2. Choose Only Whole Grain Carbs—We already know that refined carbohydrates are linked to obesity (see my Tweets at http://twitter.com/#!/betterfoody for the story on the link between carbs, insulin, and fat cells). And, we know that being overweight is enough to depress us, right? But to compound this, the consumption of refined carbs, sugar and juice also increase the likelihood of insulin resistance and inflammation, which are linked to depression. Insulin resistance can cause inflammation, which can lead to an imbalance in hormones and neurotransmitters, like serotonin, that regulate mood. Here’s a wrinkle – you need to be cautious with brown rice. Research on rice shows that U.S. grown rice is often contaminated with too much arsenic (far above naturally occurring levels due to arsenic contining compound used in farming in the past). Choose California grown (Arkansas rice has six times higher levels of arsenic) and, yes, choose white. The arsenic is concentrated in the brown hull.
- Avoid sugar, juice, and refined flours but do eat slow release carbs, like whole grain bread or pancakes or beans.
3. Breakfast—Having slow-release carbs and protein at breakfast can help boost mood throughout the day.
- Try whole grain pancakes with blueberries and coconut palm sugar on top (no sugary corn syrup, please) for extra antioxidants. Include a glass of whole milk, cup of whole milk Greek yogurt (which has a far higher protein content than milk) or nuts, seeds, or their butters to boost protein levels.
4. Dark chocolate—Here is what you’ve been waiting to hear, chocolate contains theobromine, which causes sense of happiness similar to marijuana (not that I would know). It also is packed with magnesium, a nutrient known to fight depression.
- Choose dark chocolate to lower the sugar content and amp up the theobrimine.
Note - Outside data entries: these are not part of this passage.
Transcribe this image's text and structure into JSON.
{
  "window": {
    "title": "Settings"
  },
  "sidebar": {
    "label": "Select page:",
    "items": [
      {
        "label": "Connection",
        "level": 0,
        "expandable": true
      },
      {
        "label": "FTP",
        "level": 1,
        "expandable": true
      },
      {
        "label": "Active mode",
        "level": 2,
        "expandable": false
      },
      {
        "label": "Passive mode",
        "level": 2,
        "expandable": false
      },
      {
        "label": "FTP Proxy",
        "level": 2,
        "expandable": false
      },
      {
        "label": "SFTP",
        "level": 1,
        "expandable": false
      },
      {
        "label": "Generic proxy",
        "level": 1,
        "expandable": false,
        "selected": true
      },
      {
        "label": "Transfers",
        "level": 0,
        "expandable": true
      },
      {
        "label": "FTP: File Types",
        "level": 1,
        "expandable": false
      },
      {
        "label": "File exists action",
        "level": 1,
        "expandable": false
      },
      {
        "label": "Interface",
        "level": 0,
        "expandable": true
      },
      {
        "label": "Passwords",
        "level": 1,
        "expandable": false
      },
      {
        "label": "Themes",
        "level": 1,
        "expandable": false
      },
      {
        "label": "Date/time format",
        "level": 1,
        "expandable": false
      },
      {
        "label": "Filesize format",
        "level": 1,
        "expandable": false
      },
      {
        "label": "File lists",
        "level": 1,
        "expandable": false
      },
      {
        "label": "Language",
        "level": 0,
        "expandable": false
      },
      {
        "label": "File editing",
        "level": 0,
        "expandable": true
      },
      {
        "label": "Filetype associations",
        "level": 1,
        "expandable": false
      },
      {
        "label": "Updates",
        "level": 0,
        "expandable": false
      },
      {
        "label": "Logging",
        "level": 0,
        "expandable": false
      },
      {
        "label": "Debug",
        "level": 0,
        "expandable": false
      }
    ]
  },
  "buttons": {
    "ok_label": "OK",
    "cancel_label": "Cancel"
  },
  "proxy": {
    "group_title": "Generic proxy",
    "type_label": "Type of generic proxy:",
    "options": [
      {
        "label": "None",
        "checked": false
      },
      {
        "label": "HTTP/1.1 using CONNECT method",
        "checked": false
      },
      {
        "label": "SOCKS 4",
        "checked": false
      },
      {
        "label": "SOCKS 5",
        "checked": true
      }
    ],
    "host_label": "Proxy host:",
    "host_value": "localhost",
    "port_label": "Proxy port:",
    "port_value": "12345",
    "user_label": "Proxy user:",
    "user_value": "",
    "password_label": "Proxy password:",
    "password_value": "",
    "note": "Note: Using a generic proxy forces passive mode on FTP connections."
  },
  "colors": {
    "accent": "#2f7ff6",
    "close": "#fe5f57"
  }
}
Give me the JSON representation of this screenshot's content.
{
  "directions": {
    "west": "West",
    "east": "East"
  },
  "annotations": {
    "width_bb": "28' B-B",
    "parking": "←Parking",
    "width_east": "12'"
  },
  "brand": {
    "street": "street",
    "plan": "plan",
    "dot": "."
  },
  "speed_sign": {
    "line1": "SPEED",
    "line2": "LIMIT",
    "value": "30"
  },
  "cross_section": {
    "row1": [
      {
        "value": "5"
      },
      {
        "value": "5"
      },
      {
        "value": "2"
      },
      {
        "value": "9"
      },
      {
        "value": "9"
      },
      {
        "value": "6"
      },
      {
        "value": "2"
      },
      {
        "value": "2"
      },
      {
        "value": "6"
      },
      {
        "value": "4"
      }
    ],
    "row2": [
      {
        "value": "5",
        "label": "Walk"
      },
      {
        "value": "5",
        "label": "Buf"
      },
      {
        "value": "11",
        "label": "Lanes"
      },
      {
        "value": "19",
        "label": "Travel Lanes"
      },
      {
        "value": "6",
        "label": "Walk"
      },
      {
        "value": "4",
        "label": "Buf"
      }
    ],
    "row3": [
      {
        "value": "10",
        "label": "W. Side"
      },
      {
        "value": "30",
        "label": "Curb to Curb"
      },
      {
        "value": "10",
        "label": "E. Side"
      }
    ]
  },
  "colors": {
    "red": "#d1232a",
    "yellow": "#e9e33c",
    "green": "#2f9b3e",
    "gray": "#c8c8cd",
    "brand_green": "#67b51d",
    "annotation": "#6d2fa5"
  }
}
Milk chocolate is very high in sugar and often overly processed.
- If you don’t really like chocolate or only like it when it is high in sugar, take a soaking bath for 30 minutes with 4 pounds of Epsom salts added. Your skin will absorb the magnesium. Incorporating soaking baths can help to calm your nervous system while building your magnesium levels can alleviate your depression. Magnesium supplements are not as effective.
5. Potatoes—Cold, small, waxy potatoes increase the production of serotonin, our feel-good hormone.
- To lower their glycemic levels (lessening the negative effects of their carb content), you should boil them, add salt and organic butter, and then chill. Chilling them is important for bringing down their glycemic load, even if you choose to reheated them later. Eat them as a snack on a regular basis, particularly as a small snack before bed (to help boost serotonin production process overnight). Be sure to eat them on their own because when combined with protein, the serotonin effect may be blocked.
5. Spice it up—A nutrient called curcumin is a powerful anti-inflammatory. You can add it to your diet in several ways.
- Use the cumin and turmeric (Indian food anyone?) in your cooking. In Morocco, they put out cumin along with salt and pepper at every meal. Few Indian dishes are made without one of these two ingredients. Add cumin to burgers, chili, Mexican food, spicy dips, and French fries. It’s incredibly versatile.
- If you can get fresh turmeric (it looks like a redder, smaller version of ginger), make turmeric lemonade and enjoy a glass each day (just keep the sweetener low).
6. Coffee and tea—Here, there is good news and bad news on the caffeine in these drinks—black tea is good, green tea is better, coffee is neutral.
- If you love coffee, start with one cup in the morning but drink black or green tea daily the rest of the day.
7. Exercise—30-60 minutes a day is fantastic but even 10 minutes of vigorous housework or a personal spontaneous dance party can really help. Get outside if you can to get an added boost from the sun, fresh air and exposure to nature (though you may want to do the spontaneous dance party indoors =).
Special thanks to Dr. Daphne Miller, The Jungle Effect and Nina Planck, Real Food, who did much of the research used for this blog.